For our 20th anniversary, in classic BPI style, we gave ourselves the gift of a complex and weighty project. It could not have succeeded without a powerhouse editorial staff — namely Maribel Rios and Brian Gazaille — and contributions of our sales, production, marketing, and administrative teams. As the two remaining founders of the publication, we have been blessed with a staff stability that’s increasingly rare in publishing and evidenced by the results you hold in your hands. It brings the weight of all our combined years of learning about the industry to everything we do.

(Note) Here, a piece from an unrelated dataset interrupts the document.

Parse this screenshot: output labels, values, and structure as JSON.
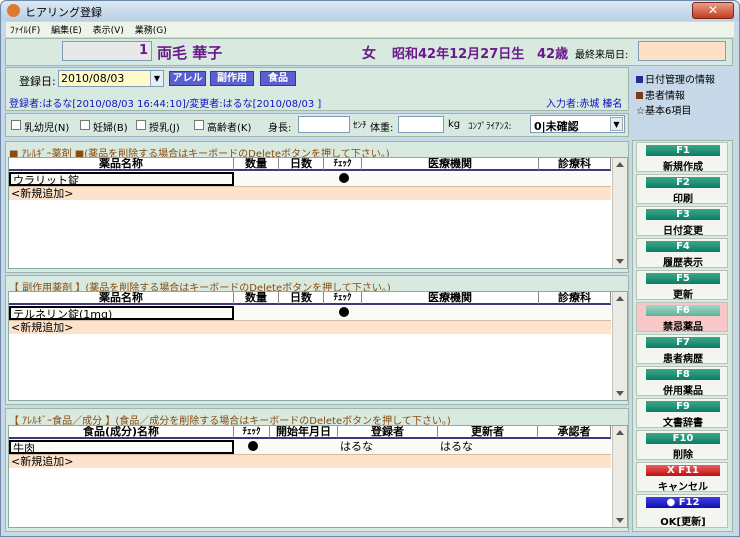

The picture that work has created here is of a dynamic and mature industry that continues to reinvent itself in response to the times — an industry made up of people who truly care about getting therapies to patients who need them quickly and affordably. The image is also a “busy” one thanks to the many interconnected companies and groups driving innovations in bioprocesses, biotechnology, and biologic drug products around the world. BPI as a publication could not have thrived over these past 20 years without the invaluable input from our readers, authors, advisors, and advertisers. On behalf of our editors and sales team — and those who have pursued this journey with us — we thank you. And we can’t wait to see what you’re going to do next.